Law enforcement members don't deliver sweepstakes prizes.

Photo of a woman receiving an oversized check.
Can you tell fake PCH wins from the real thing?. Image © Chip Simons / Getty Images

Scam Example: Federal Marshals Don't Deliver PCH Prizes

Scam artists use many different tactics to make themselves sound like they are trustworthy, including posing as law enforcement officials.

One famous scam example is a person claiming to be a federal marshall on the Publisher's Clearing House Prize Patrol.

The sweepstakes scam starts with a phone call from someone claiming to be a Federal Marshal or another type of law enforcement agent.

They tell the person who answers the phone that they are from the PCH Prize Patrol, and they are going to deliver a prize of $90,000 or more to their home. They just need the so-called winner to wire them some money first to cover "insurance."

This scam example has already used two of my Top Warning Signs of Sweepstakes Scams: warning sign #1, "Sweepstakes Scams Require You Pay to Receive the Prize" and Warning Sign #10, "Sweepstakes Scams Can Pose As Government Organizations."

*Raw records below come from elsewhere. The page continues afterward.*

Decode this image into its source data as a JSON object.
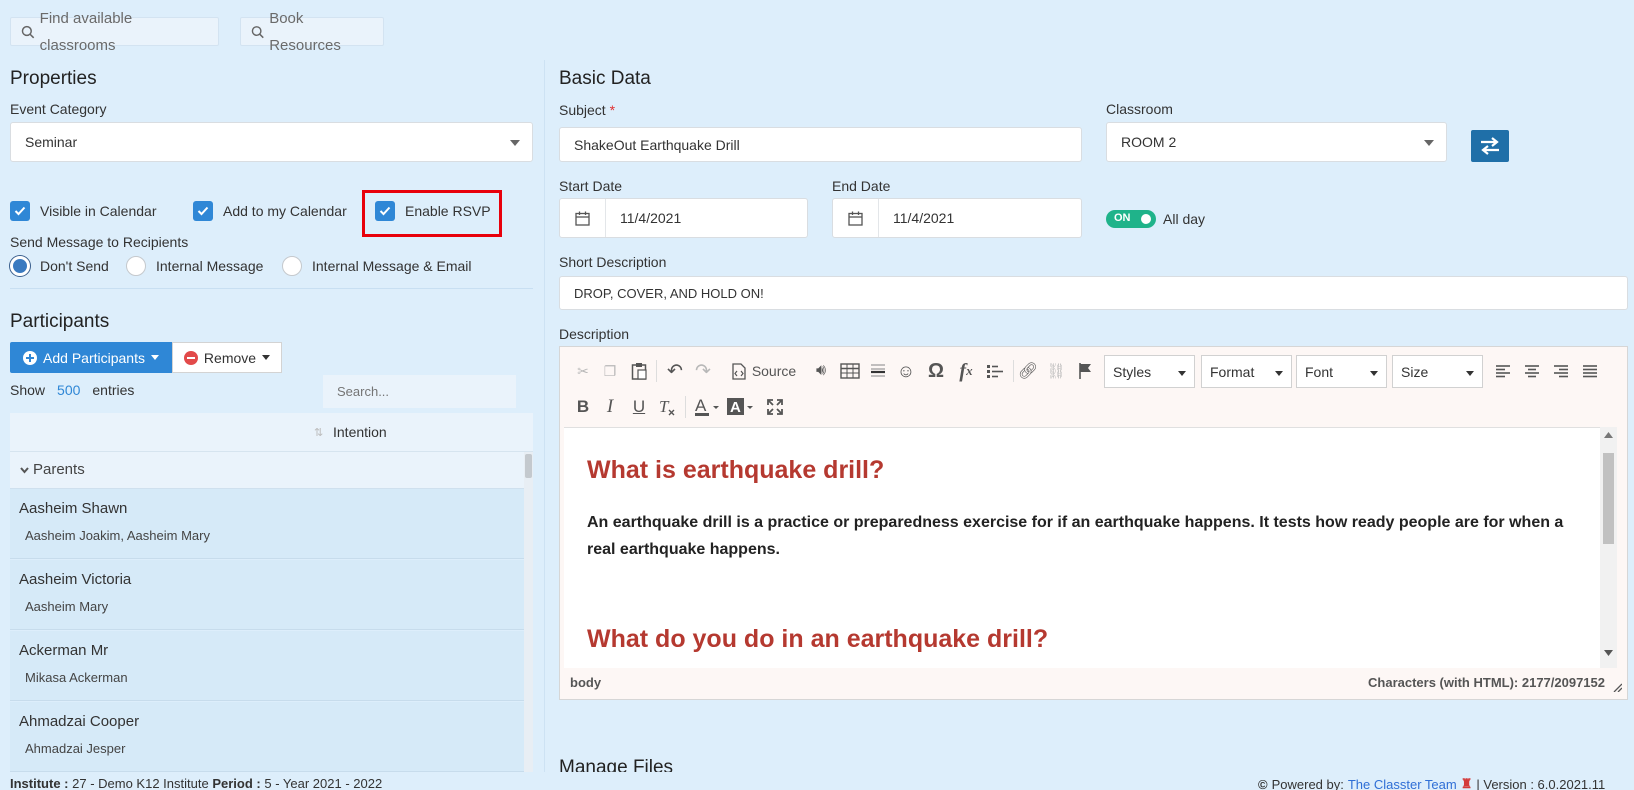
{
  "top_buttons": {
    "find_classrooms": "Find available classrooms",
    "book_resources": "Book Resources"
  },
  "properties": {
    "title": "Properties",
    "event_category_label": "Event Category",
    "event_category_value": "Seminar",
    "visible_in_calendar": "Visible in Calendar",
    "add_to_calendar": "Add to my Calendar",
    "enable_rsvp": "Enable RSVP",
    "send_message_label": "Send Message to Recipients",
    "radio_dont_send": "Don't Send",
    "radio_internal": "Internal Message",
    "radio_internal_email": "Internal Message & Email"
  },
  "participants": {
    "title": "Participants",
    "add_button": "Add Participants",
    "remove_button": "Remove",
    "show_label": "Show",
    "show_count": "500",
    "entries_label": "entries",
    "search_placeholder": "Search...",
    "col_intention": "Intention",
    "group_label": "Parents",
    "rows": [
      {
        "name": "Aasheim Shawn",
        "sub": "Aasheim Joakim, Aasheim Mary"
      },
      {
        "name": "Aasheim Victoria",
        "sub": "Aasheim Mary"
      },
      {
        "name": "Ackerman Mr",
        "sub": "Mikasa Ackerman"
      },
      {
        "name": "Ahmadzai Cooper",
        "sub": "Ahmadzai Jesper"
      }
    ]
  },
  "basic": {
    "title": "Basic Data",
    "subject_label": "Subject",
    "required_mark": "*",
    "subject_value": "ShakeOut Earthquake Drill",
    "classroom_label": "Classroom",
    "classroom_value": "ROOM 2",
    "start_label": "Start Date",
    "start_value": "11/4/2021",
    "end_label": "End Date",
    "end_value": "11/4/2021",
    "toggle_on": "ON",
    "all_day": "All day",
    "short_desc_label": "Short Description",
    "short_desc_value": "DROP, COVER, AND HOLD ON!",
    "description_label": "Description"
  },
  "editor": {
    "source": "Source",
    "styles": "Styles",
    "format": "Format",
    "font": "Font",
    "size": "Size",
    "bold": "B",
    "italic": "I",
    "underline": "U",
    "heading1": "What is earthquake drill?",
    "paragraph1": "An earthquake drill is a practice or preparedness exercise for if an earthquake happens. It tests how ready people are for when a real earthquake happens.",
    "heading2": "What do you do in an earthquake drill?",
    "status_path": "body",
    "char_count": "Characters (with HTML): 2177/2097152"
  },
  "manage_files": "Manage Files",
  "footer": {
    "institute_label": "Institute :",
    "institute_value": "27 - Demo K12 Institute",
    "period_label": "Period :",
    "period_value": "5 - Year 2021 - 2022",
    "powered_by": "Powered by:",
    "team_link": "The Classter Team",
    "version": "| Version : 6.0.2021.11"
  },
  "colors": {
    "accent": "#2f87d6",
    "heading_red": "#b53930",
    "toggle_green": "#1fb38a",
    "highlight_border": "#e8000b"
  }
}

If a real law enforcement officer does call your home, you can always ask for a name, department, and badge number, and call their precinct or agency to verify that the officer is legitimate. Be sure to look up the number of the law enforcement agency yourself. It's easy for a scammer to get a friend to pose as a supervisor to verify his story.

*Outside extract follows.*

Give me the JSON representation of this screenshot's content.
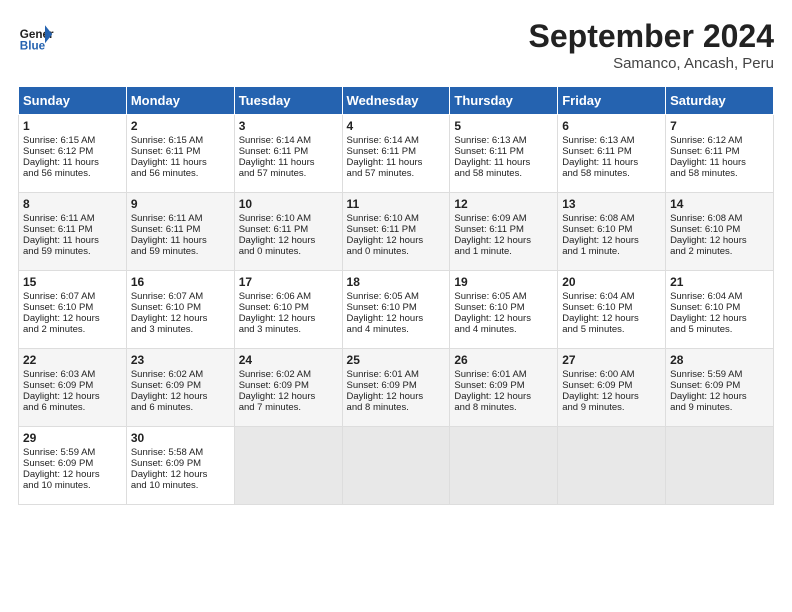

Publisher's Clearing House also offers a phone number you can call to verify whether you've really won a prize.

You can find it in my Publisher's Clearing House FAQ.

In addition, remember that the Publisher's Clearing House Prize Patrol does not include law enforcement officers. Federal Marshals do not call people with win notifications. And most of all, you never have to wire money to anyone to receive a legitimate prize.

Sweepstakes Scam Example: Larry Hourd and the Kansas City Award Notification Commission

This scam is just barely legal, but it clearly tries to trick people into sending money to win a prize, something that no legitimate sweepstakes would ever do.

It works like this: the scam victim receives an official-looking letter in the mail from Larry Hourd and the Kansas City Award Notification Commission, which seems to state that he or she has won a huge prize worth a million or two million dollars.

The letter also appears to request a fee (sometimes reported as $11.89, sometimes more) to claim the prize.

At this point, your alarm bells should be ringing. Hopefully, you know you never need to pay to claim a prize, and you know that you wouldn't be able to claim a prize that large without an affidavit

If you read the fine print carefully, you'll find that the company is misleading you. You haven't won a prize yet. Rather, you will win a prize if you return the entry form, and if your randomly-assigned number matches the winning number. And what are the odds of that happening?

Oh, and that fee? It's actually just to get a coupon book, nothing to do with the sweepstakes at all.

So is it a legal sweepstakes?

Maybe, but I wouldn't give my information to any company that used tactics that are so misleading.

For more information, watch this Kansas City Award Notification Commisison Scam Video from the BBB.